The 7-0 and 5-0 votes were the first joint step to building a $9.5 million facility at Wichita State University’s Innovation Campus that also will house the university’s criminal justice program. At the same meeting, the council and commission formalized a partnership on the use of the city-owned firefighting facility – a surprisingly prompt resolution of an issue raised just last week by Commission Chairman Jim Howell.
Credit is due all those involved in the law enforcement training issue who kept the focus on the need, which was obvious in the photographs shown to the group by Wichita Police Chief Gordon Ramsay. Housing the program in a former elementary school might have made sense in 1985, when the arrangement was only meant to last five years. Three decades later, the building’s leaky roof, rusted windows, original boiler, undrinkable water and other challenges have made it urgent to find an alternative.
Though several of the officials noted the savings of the WSU project compared with an earlier $30 million proposal to build at the Heartland Preparedness Center at K-96 and I-135, nothing in Tuesday’s discussion directly addressed how the least expensive proposal in the county’s more recent bidding process fell short.
The advantages of building at WSU were clear, however.
Officials think the new facility will be able to generate revenue by hosting training for other agencies, while tapping into the WSU student enrollment for recruitment and enabling training of more officers for Wichita and especially detention deputies for Sedgwick County.
As County Sheriff Jeff Easter noted, the move also will allow the program to use WSU’s Heskett Center and other campus facilities for graduations and more.
Many potential complications lie ahead, as can be expected when two governments collaborate with private partners on a construction project on a state university campus. And it seems strange that the opportunity for public input won’t come until later.

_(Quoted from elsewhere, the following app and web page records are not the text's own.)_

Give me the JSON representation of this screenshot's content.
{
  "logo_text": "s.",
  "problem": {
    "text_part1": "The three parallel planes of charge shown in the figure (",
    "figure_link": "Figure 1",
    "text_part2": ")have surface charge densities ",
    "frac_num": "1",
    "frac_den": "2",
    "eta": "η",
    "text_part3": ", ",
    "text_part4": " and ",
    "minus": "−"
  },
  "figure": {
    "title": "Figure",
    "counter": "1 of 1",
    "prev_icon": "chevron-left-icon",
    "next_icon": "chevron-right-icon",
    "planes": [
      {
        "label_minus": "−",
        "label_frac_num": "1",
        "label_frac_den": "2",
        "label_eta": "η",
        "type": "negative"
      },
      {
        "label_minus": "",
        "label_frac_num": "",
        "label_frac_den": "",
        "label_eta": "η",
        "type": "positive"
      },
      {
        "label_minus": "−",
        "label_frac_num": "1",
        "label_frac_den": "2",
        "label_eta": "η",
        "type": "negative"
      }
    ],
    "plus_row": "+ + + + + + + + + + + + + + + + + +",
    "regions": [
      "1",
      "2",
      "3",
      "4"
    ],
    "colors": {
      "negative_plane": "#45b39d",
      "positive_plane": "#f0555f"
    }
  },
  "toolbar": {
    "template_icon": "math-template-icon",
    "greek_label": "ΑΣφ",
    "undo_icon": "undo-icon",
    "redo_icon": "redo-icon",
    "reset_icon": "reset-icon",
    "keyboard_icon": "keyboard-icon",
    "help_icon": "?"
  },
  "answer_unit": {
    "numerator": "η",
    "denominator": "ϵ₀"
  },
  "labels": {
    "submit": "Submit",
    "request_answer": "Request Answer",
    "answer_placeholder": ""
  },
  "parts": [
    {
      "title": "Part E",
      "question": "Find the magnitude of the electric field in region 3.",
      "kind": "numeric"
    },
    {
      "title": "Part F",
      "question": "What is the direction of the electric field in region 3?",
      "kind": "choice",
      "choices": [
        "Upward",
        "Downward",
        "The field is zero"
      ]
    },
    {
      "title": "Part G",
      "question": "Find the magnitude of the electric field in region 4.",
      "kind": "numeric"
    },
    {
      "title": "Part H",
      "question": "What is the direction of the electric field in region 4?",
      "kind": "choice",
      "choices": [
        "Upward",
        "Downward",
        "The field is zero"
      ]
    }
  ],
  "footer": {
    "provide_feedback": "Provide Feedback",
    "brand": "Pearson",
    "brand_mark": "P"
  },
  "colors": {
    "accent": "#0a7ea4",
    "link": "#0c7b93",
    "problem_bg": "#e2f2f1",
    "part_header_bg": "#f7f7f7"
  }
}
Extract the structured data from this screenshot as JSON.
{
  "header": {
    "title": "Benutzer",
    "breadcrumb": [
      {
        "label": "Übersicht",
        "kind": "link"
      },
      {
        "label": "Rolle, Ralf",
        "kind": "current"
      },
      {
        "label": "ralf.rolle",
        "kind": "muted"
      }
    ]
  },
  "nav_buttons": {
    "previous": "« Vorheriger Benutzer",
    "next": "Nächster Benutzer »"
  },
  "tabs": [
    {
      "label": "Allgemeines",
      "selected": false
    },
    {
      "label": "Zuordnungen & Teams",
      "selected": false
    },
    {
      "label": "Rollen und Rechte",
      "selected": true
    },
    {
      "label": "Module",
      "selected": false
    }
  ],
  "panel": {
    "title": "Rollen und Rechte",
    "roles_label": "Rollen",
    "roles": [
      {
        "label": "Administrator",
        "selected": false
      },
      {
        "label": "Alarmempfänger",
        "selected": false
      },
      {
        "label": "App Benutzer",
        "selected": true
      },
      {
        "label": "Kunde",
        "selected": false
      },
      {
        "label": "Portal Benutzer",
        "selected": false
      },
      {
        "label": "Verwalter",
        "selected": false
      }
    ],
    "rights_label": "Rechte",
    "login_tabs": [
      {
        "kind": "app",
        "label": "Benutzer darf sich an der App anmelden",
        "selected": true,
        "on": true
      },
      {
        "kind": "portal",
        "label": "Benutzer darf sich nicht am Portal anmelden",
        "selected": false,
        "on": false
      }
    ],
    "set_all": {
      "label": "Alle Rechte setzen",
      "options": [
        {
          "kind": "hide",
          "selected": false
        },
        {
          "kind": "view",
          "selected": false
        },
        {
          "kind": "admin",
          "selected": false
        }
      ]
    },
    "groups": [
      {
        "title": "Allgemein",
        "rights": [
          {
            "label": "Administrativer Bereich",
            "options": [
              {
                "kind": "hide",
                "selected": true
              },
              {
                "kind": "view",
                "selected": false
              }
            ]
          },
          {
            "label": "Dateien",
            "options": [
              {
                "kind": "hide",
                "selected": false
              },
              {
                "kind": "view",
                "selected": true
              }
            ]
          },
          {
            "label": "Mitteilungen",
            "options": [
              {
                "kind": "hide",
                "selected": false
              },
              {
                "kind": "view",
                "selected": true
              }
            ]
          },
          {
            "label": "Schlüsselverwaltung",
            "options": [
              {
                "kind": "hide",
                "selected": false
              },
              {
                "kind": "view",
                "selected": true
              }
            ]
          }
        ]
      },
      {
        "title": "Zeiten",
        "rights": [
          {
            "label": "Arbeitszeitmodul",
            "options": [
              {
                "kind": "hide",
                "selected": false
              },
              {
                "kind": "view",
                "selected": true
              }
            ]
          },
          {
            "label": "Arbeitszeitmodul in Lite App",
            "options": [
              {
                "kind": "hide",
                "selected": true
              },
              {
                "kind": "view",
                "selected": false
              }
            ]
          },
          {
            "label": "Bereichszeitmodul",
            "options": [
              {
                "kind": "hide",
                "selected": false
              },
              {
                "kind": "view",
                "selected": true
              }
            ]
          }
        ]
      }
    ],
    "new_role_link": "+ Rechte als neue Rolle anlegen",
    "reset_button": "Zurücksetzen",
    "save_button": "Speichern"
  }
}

Still, Tuesday’s agreement – which came during National Police Week – is a big deal for the community. Local taxpayers can hope it will lead not only to the opening of the first-class law enforcement training center as soon as possible, but to more efforts by the city and county to streamline operations, pool resources and share services.